Excerpts from an interface dataset:
--- --- ---

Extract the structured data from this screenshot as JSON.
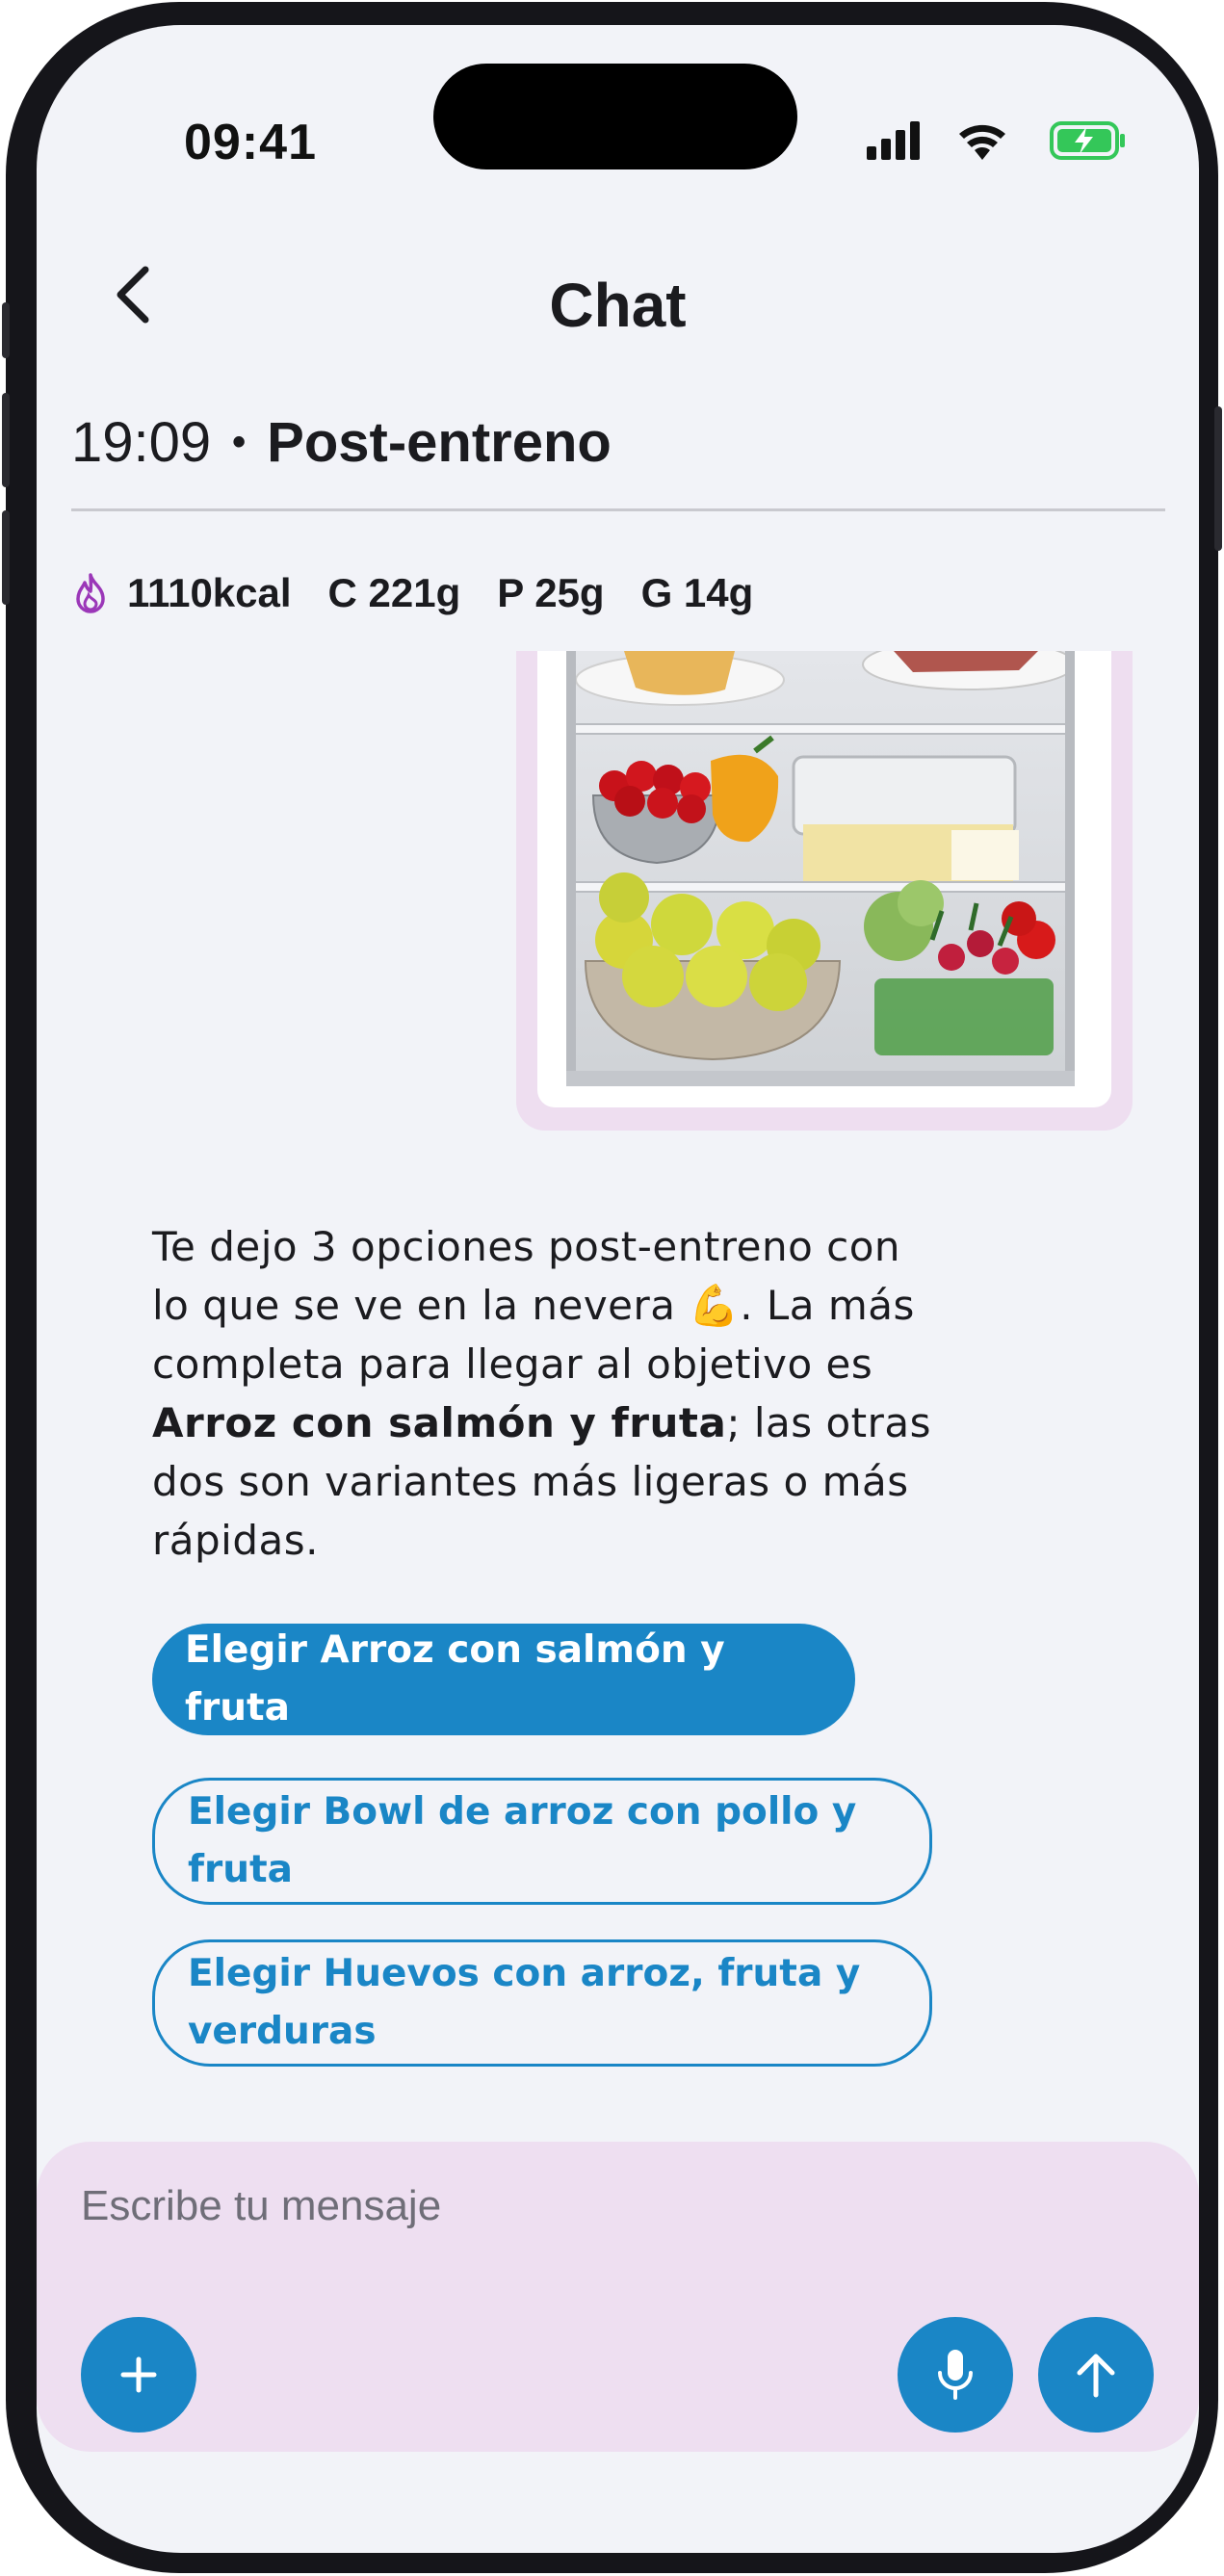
{
  "status_bar": {
    "time": "09:41"
  },
  "nav": {
    "title": "Chat",
    "back_icon": "chevron-left-icon"
  },
  "meal": {
    "time": "19:09",
    "separator": "•",
    "name": "Post-entreno",
    "macros": {
      "kcal": "1110kcal",
      "carbs": "C 221g",
      "protein": "P 25g",
      "fat": "G 14g",
      "icon": "flame-icon"
    }
  },
  "message": {
    "line_1": "Te dejo 3 opciones post-entreno con lo que se ve en la nevera",
    "emoji": "💪",
    "line_2": ". La más completa para llegar al objetivo es",
    "highlight": "Arroz con salmón y fruta",
    "line_3": "; las otras dos son variantes más ligeras o más rápidas."
  },
  "options": {
    "primary": "Elegir Arroz con salmón y fruta",
    "second": "Elegir Bowl de arroz con pollo y fruta",
    "third": "Elegir Huevos con arroz, fruta y verduras"
  },
  "composer": {
    "placeholder": "Escribe tu mensaje",
    "value": ""
  },
  "colors": {
    "accent": "#1a86c6",
    "composer_bg": "#eedff1",
    "screen_bg": "#f2f3f8",
    "macro_icon": "#9b37b8",
    "battery": "#34c759"
  }
}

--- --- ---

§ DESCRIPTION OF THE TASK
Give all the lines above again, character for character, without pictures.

§ FINISHED EXERCISE
Extract the structured data from this screenshot as JSON.
{
  "status_bar": {
    "time": "09:41"
  },
  "nav": {
    "title": "Chat",
    "back_icon": "chevron-left-icon"
  },
  "meal": {
    "time": "19:09",
    "separator": "•",
    "name": "Post-entreno",
    "macros": {
      "kcal": "1110kcal",
      "carbs": "C 221g",
      "protein": "P 25g",
      "fat": "G 14g",
      "icon": "flame-icon"
    }
  },
  "message": {
    "line_1": "Te dejo 3 opciones post-entreno con lo que se ve en la nevera",
    "emoji": "💪",
    "line_2": ". La más completa para llegar al objetivo es",
    "highlight": "Arroz con salmón y fruta",
    "line_3": "; las otras dos son variantes más ligeras o más rápidas."
  },
  "options": {
    "primary": "Elegir Arroz con salmón y fruta",
    "second": "Elegir Bowl de arroz con pollo y fruta",
    "third": "Elegir Huevos con arroz, fruta y verduras"
  },
  "composer": {
    "placeholder": "Escribe tu mensaje",
    "value": ""
  },
  "colors": {
    "accent": "#1a86c6",
    "composer_bg": "#eedff1",
    "screen_bg": "#f2f3f8",
    "macro_icon": "#9b37b8",
    "battery": "#34c759"
  }
}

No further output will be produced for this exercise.